Task brief: Each record that comes next should be output exactly; pictures do not belong in the copy.

(Dataset rows describing interfaces)
Content starts
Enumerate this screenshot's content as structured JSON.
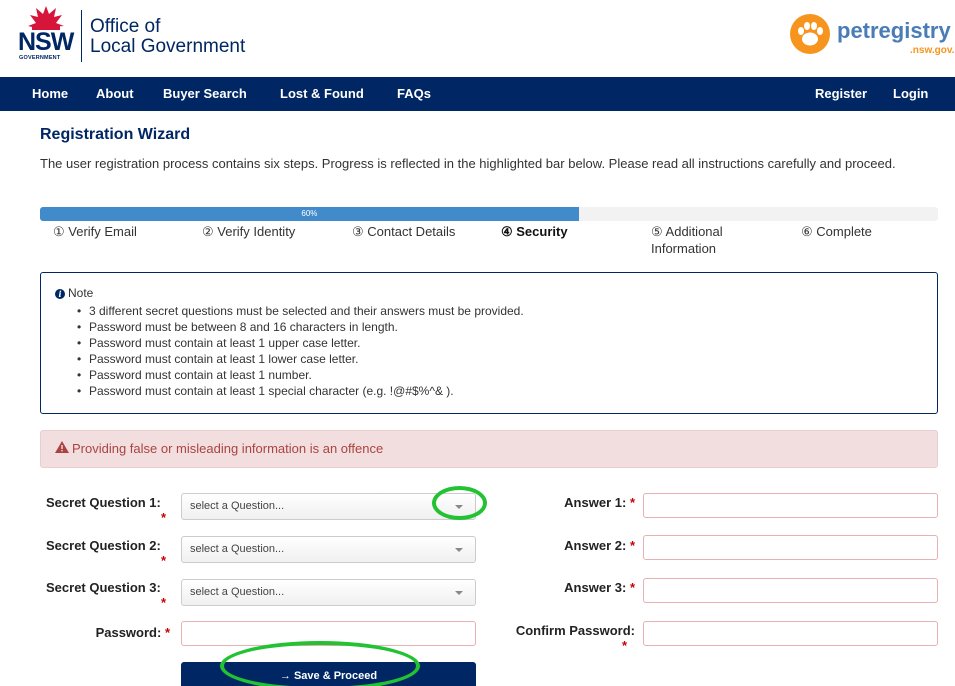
{
  "header": {
    "nsw_text": "NSW",
    "nsw_sub": "GOVERNMENT",
    "olg_line1": "Office of",
    "olg_line2": "Local Government",
    "pet_name": "petregistry",
    "pet_domain": ".nsw.gov.au"
  },
  "nav": {
    "left": [
      "Home",
      "About",
      "Buyer Search",
      "Lost & Found",
      "FAQs"
    ],
    "right": [
      "Register",
      "Login"
    ]
  },
  "wizard": {
    "title": "Registration Wizard",
    "intro": "The user registration process contains six steps. Progress is reflected in the highlighted bar below. Please read all instructions carefully and proceed.",
    "progress_label": "60%",
    "progress_value": 0.6,
    "steps": [
      "① Verify Email",
      "② Verify Identity",
      "③ Contact Details",
      "④ Security",
      "⑤ Additional Information",
      "⑥ Complete"
    ],
    "active_step": 3
  },
  "note": {
    "heading": "Note",
    "items": [
      "3 different secret questions must be selected and their answers must be provided.",
      "Password must be between 8 and 16 characters in length.",
      "Password must contain at least 1 upper case letter.",
      "Password must contain at least 1 lower case letter.",
      "Password must contain at least 1 number.",
      "Password must contain at least 1 special character (e.g. !@#$%^& )."
    ]
  },
  "alert": {
    "text": "Providing false or misleading information is an offence"
  },
  "form": {
    "q1_label": "Secret Question 1:",
    "q2_label": "Secret Question 2:",
    "q3_label": "Secret Question 3:",
    "select_placeholder": "select a Question...",
    "a1_label": "Answer 1:",
    "a2_label": "Answer 2:",
    "a3_label": "Answer 3:",
    "password_label": "Password:",
    "confirm_label": "Confirm Password:",
    "required_mark": "*",
    "save_button": "→ Save & Proceed"
  },
  "colors": {
    "navy": "#002664",
    "progress": "#428bca",
    "alert_bg": "#f2dede",
    "alert_text": "#a94442",
    "highlight": "#22c232",
    "pet_orange": "#f7941d"
  }
}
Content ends
Your solution:
Enumerate this screenshot's content as structured JSON.
{
  "header": {
    "nsw_text": "NSW",
    "nsw_sub": "GOVERNMENT",
    "olg_line1": "Office of",
    "olg_line2": "Local Government",
    "pet_name": "petregistry",
    "pet_domain": ".nsw.gov.au"
  },
  "nav": {
    "left": [
      "Home",
      "About",
      "Buyer Search",
      "Lost & Found",
      "FAQs"
    ],
    "right": [
      "Register",
      "Login"
    ]
  },
  "wizard": {
    "title": "Registration Wizard",
    "intro": "The user registration process contains six steps. Progress is reflected in the highlighted bar below. Please read all instructions carefully and proceed.",
    "progress_label": "60%",
    "progress_value": 0.6,
    "steps": [
      "① Verify Email",
      "② Verify Identity",
      "③ Contact Details",
      "④ Security",
      "⑤ Additional Information",
      "⑥ Complete"
    ],
    "active_step": 3
  },
  "note": {
    "heading": "Note",
    "items": [
      "3 different secret questions must be selected and their answers must be provided.",
      "Password must be between 8 and 16 characters in length.",
      "Password must contain at least 1 upper case letter.",
      "Password must contain at least 1 lower case letter.",
      "Password must contain at least 1 number.",
      "Password must contain at least 1 special character (e.g. !@#$%^& )."
    ]
  },
  "alert": {
    "text": "Providing false or misleading information is an offence"
  },
  "form": {
    "q1_label": "Secret Question 1:",
    "q2_label": "Secret Question 2:",
    "q3_label": "Secret Question 3:",
    "select_placeholder": "select a Question...",
    "a1_label": "Answer 1:",
    "a2_label": "Answer 2:",
    "a3_label": "Answer 3:",
    "password_label": "Password:",
    "confirm_label": "Confirm Password:",
    "required_mark": "*",
    "save_button": "→ Save & Proceed"
  },
  "colors": {
    "navy": "#002664",
    "progress": "#428bca",
    "alert_bg": "#f2dede",
    "alert_text": "#a94442",
    "highlight": "#22c232",
    "pet_orange": "#f7941d"
  }
}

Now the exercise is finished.